**Task description**
Scan the listing below for the word "Atualizar" and copy every line that has it.

——————

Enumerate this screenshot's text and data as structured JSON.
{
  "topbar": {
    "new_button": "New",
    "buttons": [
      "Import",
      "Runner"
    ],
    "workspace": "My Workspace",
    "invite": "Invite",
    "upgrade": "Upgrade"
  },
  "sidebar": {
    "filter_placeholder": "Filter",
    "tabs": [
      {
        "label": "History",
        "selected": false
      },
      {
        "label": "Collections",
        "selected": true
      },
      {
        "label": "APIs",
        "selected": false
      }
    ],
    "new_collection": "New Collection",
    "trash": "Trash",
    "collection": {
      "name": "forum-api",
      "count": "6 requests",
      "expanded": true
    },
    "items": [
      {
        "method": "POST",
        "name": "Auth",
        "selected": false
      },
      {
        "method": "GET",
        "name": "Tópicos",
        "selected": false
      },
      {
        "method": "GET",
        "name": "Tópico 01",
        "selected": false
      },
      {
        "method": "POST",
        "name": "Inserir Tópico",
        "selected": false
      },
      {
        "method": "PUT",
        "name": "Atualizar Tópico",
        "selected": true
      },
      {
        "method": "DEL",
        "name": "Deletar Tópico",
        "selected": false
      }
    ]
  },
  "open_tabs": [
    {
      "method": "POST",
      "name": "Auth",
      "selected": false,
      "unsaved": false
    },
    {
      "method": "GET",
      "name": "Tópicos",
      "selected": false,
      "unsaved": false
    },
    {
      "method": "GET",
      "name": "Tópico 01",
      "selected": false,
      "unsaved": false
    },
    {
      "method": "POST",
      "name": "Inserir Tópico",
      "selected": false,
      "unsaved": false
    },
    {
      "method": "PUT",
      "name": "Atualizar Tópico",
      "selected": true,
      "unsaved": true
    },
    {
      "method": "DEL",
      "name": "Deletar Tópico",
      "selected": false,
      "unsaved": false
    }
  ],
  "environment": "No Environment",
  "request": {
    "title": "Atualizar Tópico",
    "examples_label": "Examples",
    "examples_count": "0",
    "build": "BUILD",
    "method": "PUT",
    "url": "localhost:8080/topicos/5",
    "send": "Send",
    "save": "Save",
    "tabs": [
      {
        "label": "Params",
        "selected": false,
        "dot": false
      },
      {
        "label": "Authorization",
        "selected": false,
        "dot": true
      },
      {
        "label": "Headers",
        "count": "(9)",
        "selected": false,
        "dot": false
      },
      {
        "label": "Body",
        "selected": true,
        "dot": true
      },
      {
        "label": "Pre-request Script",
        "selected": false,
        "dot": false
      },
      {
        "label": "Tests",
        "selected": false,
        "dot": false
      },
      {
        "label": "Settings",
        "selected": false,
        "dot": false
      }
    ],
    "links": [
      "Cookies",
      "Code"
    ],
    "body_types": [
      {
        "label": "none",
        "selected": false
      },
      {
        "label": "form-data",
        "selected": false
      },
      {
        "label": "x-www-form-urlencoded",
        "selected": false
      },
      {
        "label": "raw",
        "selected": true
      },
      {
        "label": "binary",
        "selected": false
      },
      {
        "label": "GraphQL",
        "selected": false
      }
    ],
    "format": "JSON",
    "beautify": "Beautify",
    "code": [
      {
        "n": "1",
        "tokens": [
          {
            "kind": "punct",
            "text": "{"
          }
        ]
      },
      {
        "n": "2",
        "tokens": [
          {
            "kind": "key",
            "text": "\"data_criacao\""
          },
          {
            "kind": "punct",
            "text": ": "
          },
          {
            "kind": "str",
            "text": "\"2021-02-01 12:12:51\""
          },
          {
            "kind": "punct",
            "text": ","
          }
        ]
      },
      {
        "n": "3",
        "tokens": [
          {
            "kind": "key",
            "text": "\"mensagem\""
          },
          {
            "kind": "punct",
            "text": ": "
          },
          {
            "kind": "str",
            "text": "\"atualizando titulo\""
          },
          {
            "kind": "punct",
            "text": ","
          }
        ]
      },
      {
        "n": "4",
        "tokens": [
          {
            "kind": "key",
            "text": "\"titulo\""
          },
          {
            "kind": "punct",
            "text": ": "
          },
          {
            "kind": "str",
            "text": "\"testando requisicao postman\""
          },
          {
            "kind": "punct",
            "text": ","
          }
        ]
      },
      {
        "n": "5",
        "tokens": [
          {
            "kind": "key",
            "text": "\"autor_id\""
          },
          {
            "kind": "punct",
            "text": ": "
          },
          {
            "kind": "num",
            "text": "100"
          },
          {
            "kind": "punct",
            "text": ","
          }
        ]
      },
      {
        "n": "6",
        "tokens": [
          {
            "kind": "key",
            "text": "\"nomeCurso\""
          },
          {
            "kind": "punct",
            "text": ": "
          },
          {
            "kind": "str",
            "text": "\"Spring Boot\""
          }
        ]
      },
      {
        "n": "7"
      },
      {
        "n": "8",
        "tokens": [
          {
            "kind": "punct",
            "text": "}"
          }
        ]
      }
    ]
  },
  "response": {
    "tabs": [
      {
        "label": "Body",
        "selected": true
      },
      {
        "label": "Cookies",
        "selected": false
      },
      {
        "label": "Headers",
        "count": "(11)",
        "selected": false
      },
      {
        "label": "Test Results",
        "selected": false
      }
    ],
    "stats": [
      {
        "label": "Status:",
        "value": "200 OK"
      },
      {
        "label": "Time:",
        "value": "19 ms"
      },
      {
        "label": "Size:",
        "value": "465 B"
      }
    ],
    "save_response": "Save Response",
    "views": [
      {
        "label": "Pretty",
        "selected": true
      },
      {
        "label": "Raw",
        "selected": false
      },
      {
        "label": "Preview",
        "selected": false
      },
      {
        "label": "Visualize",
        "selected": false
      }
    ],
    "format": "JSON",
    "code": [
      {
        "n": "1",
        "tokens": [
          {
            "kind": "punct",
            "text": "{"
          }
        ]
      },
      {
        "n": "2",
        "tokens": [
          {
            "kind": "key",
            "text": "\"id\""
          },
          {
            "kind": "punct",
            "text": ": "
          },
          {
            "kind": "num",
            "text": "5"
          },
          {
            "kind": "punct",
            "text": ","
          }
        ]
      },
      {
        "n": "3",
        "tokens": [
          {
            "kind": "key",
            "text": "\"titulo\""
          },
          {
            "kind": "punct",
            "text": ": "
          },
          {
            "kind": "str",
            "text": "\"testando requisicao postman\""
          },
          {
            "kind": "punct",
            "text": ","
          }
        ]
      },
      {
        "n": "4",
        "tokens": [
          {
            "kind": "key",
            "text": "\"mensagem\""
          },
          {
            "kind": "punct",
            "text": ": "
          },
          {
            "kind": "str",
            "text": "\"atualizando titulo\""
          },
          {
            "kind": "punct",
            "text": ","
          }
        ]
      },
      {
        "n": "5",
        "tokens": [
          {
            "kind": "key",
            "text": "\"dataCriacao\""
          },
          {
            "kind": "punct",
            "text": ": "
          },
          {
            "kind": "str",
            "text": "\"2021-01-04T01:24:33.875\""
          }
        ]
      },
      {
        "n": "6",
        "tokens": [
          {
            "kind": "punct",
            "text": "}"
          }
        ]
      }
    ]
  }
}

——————

**Result for this exercise**
        "name": "Atualizar Tópico",
      "name": "Atualizar Tópico",
    "title": "Atualizar Tópico",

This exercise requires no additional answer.